           Listening to Secretary of Tourism Ramon Jimenez explain the rational of the DOT "It's More Fun in the Philippines" campaign, I was reminded of our own generation's "Don't Worry, Be Happy" slogan.  I couldn't agree more with Secretary Jimenez that the attraction of the Philippines, more than the natural and physical endowments, is the Filipino people.  It is more fun in the Philippines because it is more fun to be with Filipinos.  With very few exceptions, we Filipinos are fun to be with.  We exude cheerfulness, optimism, hope and friendliness. We are not far from the Bhutanese, who are the happiest people on this planet.

          Last April 2, 2012, which coincided with Easter Monday on which Christians all over the world are still bursting with joy because the Lord has risen indeed, the United Nations implemented Resolution 65/309 unanimously adopted by the General Assembly in July 2011, placing "happiness" on the global agenda.  As reported by Timothy Ryback in the International Herald Tribune on March 29, 2012, Resolution 65/309 empowered the Kingdom of Bhutan to convene a high-level meeting on happiness as part of the 66th session of the U.N. General Assembly in New York during the week of April 2, 2012.  The list of speakers was very impressive:  His Royal Highness the Prince of Wales opened the meeting via a prerecorded video missive.  The Nobel laureate in economics Joseph Stiglitz, one of the most perceptive scholars on the development process of emerging markets, spoke on "happiness indicators."  The Bhutanese prime minister represented King Jigme Khesar Namgyei, the reigning Dragon King of the Bhutanese House of Wangchuck.

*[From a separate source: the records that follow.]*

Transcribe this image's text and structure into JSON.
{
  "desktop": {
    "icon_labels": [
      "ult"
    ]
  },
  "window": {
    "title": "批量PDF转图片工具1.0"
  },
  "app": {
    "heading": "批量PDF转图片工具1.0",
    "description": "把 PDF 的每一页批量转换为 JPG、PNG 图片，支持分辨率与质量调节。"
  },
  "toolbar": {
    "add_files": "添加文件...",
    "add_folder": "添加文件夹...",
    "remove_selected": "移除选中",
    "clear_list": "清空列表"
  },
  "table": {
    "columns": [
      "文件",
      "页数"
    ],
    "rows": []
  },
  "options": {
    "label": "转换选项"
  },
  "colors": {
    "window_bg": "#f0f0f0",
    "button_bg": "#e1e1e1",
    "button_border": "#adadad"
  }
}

          For the 32-year-old Dragon King, this historical event represented the realization of the dream of his grandfather who initiated a move 40 years ago to establish Gross National Happiness (GNH) as an alternate to Gross National Product (GNP) as a measure of national progress.  I, myself, have no quarrel with GNP or Gross Domestic Product (GDP).  These are aggregate measures of either the total income earned by Filipinos in their home country and abroad (GNP) or the total production of both Filipinos and foreigners within the domestic economy. A significant increase (say 7 to 10% annually) of these measures is the only way to generate sufficient resources to help the very poor to improve their lot. The experiences of the vast majority of countries that have significantly reduced, if not eradicated poverty, show that rapid growth in GNP or GDP is a condition sine qua non for inclusive growth, i.e. growth that benefits also the poor.  High GNP growth is a necessary, but not sufficient condition for reducing poverty.  In addition to growth, pro-poor policies must be implemented, such as rural and agricultural development, improving the quality or basic education for the poor, giving them access to credit, etc.

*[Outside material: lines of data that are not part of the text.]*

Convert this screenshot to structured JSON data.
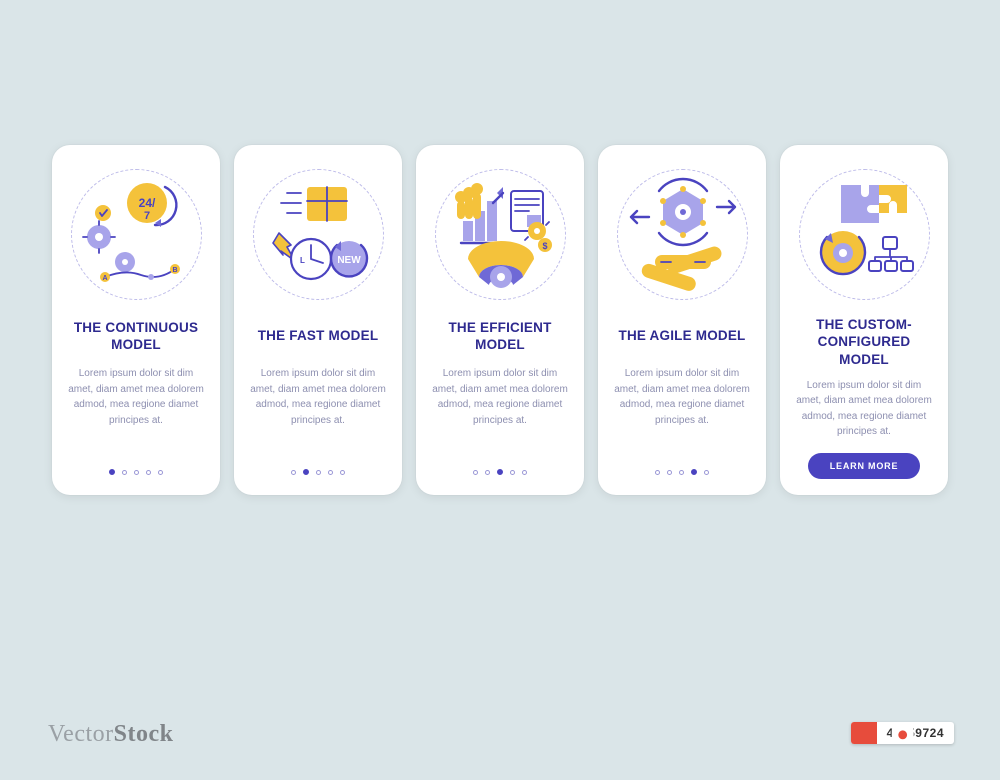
{
  "colors": {
    "accent": "#4a43c0",
    "accent_light": "#a8a4ea",
    "yellow": "#f4c23b",
    "bg": "#dae5e8"
  },
  "cards": [
    {
      "title": "THE CONTINUOUS MODEL",
      "desc": "Lorem ipsum dolor sit dim amet, diam amet mea dolorem admod, mea regione diamet principes at.",
      "active_index": 0,
      "has_cta": false,
      "icon": "continuous"
    },
    {
      "title": "The Fast Model",
      "desc": "Lorem ipsum dolor sit dim amet, diam amet mea dolorem admod, mea regione diamet principes at.",
      "active_index": 1,
      "has_cta": false,
      "icon": "fast"
    },
    {
      "title": "The Efficient Model",
      "desc": "Lorem ipsum dolor sit dim amet, diam amet mea dolorem admod, mea regione diamet principes at.",
      "active_index": 2,
      "has_cta": false,
      "icon": "efficient"
    },
    {
      "title": "The Agile Model",
      "desc": "Lorem ipsum dolor sit dim amet, diam amet mea dolorem admod, mea regione diamet principes at.",
      "active_index": 3,
      "has_cta": false,
      "icon": "agile"
    },
    {
      "title": "THE CUSTOM-CONFIGURED MODEL",
      "desc": "Lorem ipsum dolor sit dim amet, diam amet mea dolorem admod, mea regione diamet principes at.",
      "active_index": 4,
      "has_cta": true,
      "icon": "custom"
    }
  ],
  "dot_count": 5,
  "cta_label": "LEARN MORE",
  "watermark": {
    "left": "Vector",
    "right": "Stock"
  },
  "image_id": "43459724"
}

          But we do agree with the Bhutanese that there are not a few countries that have reached the highest level of economic development but which manifest also high levels of unhappiness as can be measured by the high rates of suicide, of mental illnesses, psychological disorders,  of drug addiction, of marriage breakups, etc.   In 2004, a conference was held in Bhutan which has led to the publication of a 750-page tome defining GNH and levering it onto the global agenda.  There were other GNH conferences in Thailand, Canada, the Netherlands and Brazil.  Inputs from these conferences were used by President Nicolas Sarcozy of France to commission Stiglitz, another Nobel laureate in economics Amartya Sen and French economist Jean Paul Fitoussi to conduct a study of the economic performance and social progress that included diverse GNH indicators, ranging from walking to reading to the frequency of love making.

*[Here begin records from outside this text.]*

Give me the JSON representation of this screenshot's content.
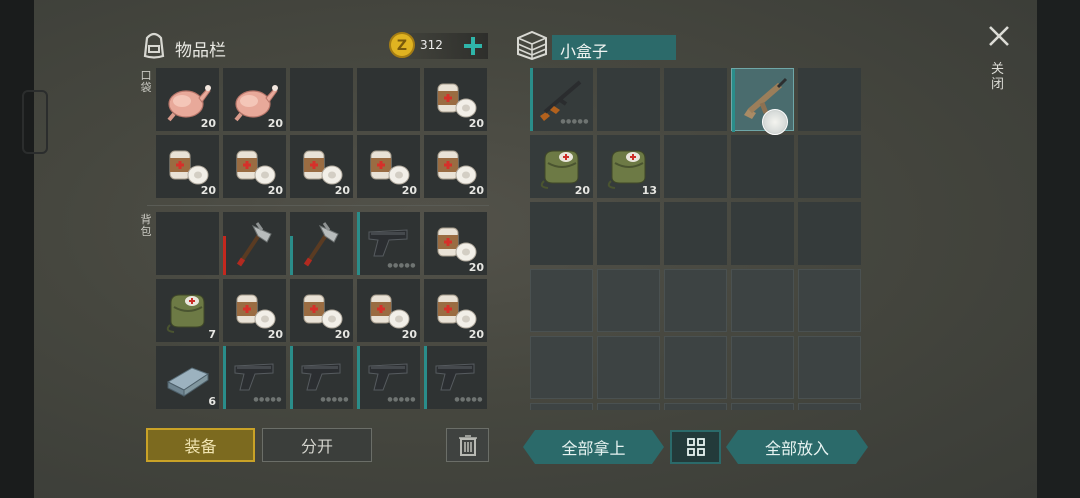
{
  "inventory": {
    "title": "物品栏",
    "coins": "312",
    "pocket_label": "口袋",
    "backpack_label": "背包",
    "pocket": [
      {
        "item": "chicken",
        "count": "20"
      },
      {
        "item": "chicken",
        "count": "20"
      },
      {
        "item": "empty",
        "count": ""
      },
      {
        "item": "empty",
        "count": ""
      },
      {
        "item": "bandage",
        "count": "20"
      },
      {
        "item": "bandage",
        "count": "20"
      },
      {
        "item": "bandage",
        "count": "20"
      },
      {
        "item": "bandage",
        "count": "20"
      },
      {
        "item": "bandage",
        "count": "20"
      },
      {
        "item": "bandage",
        "count": "20"
      }
    ],
    "backpack": [
      {
        "item": "empty",
        "count": ""
      },
      {
        "item": "hatchet",
        "count": ""
      },
      {
        "item": "hatchet",
        "count": ""
      },
      {
        "item": "pistol",
        "count": ""
      },
      {
        "item": "bandage",
        "count": "20"
      },
      {
        "item": "medkit",
        "count": "7"
      },
      {
        "item": "bandage",
        "count": "20"
      },
      {
        "item": "bandage",
        "count": "20"
      },
      {
        "item": "bandage",
        "count": "20"
      },
      {
        "item": "bandage",
        "count": "20"
      },
      {
        "item": "metal-bar",
        "count": "6"
      },
      {
        "item": "pistol",
        "count": ""
      },
      {
        "item": "pistol",
        "count": ""
      },
      {
        "item": "pistol",
        "count": ""
      },
      {
        "item": "pistol",
        "count": ""
      }
    ],
    "equip_label": "装备",
    "split_label": "分开"
  },
  "box": {
    "title": "小盒子",
    "take_all_label": "全部拿上",
    "put_all_label": "全部放入",
    "slots": [
      {
        "item": "rifle",
        "count": ""
      },
      {
        "item": "empty",
        "count": ""
      },
      {
        "item": "empty",
        "count": ""
      },
      {
        "item": "assault-rifle",
        "count": ""
      },
      {
        "item": "empty",
        "count": ""
      },
      {
        "item": "medkit",
        "count": "20"
      },
      {
        "item": "medkit",
        "count": "13"
      },
      {
        "item": "empty",
        "count": ""
      },
      {
        "item": "empty",
        "count": ""
      },
      {
        "item": "empty",
        "count": ""
      }
    ]
  },
  "close_label": "关闭",
  "colors": {
    "accent_teal": "#2b6a6a",
    "equip_gold": "#c9a227",
    "coin": "#e0b321"
  }
}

          It may take some time before the concept of GNH can be fully operationalized in the same way that national income accounting--in which Nobel laureate Simon Kuznets pioneered in the last century--has been operationalized.  As the King of Bhutan said in the preface to the GNH handbook in 2004, "I believe that while Gross National Happiness is inherently Bhutanese, its ideas may have a positive relevance to any nation, peoples or communities--wherever they may be. There cannot be enduring peace, prosperity, equality and brotherhood in this world if our aims are so separate and divergent,...if we do not accept that in the end we are people, all alike, sharing the earth among ourselves and also with other sentient beings, all of whom have an equal role and stake in the state of the planet and its players." 

          As Christians we may not fully agree that other sentient beings have an equal role and stake as human beings in the state of the planet and its players.  We believe that God made all the other creatures on this planet to serve man, the only creature that God made only for his own sake.  The truths about human happiness on which we agree, however, not only with Buddhists but with all the other major faiths, outnumber our disagreements.  We can, for example, suggest to the Bhutanese and others interested in operationalizing GNH a major truth in which we believe:  that one of the strongest indicators of human happiness is the frequency with which we spend time with members of our family, especially with the spouse and children.  Asians can generally agree that a major source of unhappiness in some countries of the West is the  breakup of marriages and the  disintegration of the family as the most fundamental unit of society. We can tell the whole world that it is more fun to be in the Philippines because our families are still generally bright and cheerful homes, even among the poorest of the poor.  For comments, my email is bernardo.villegas@uap.asia.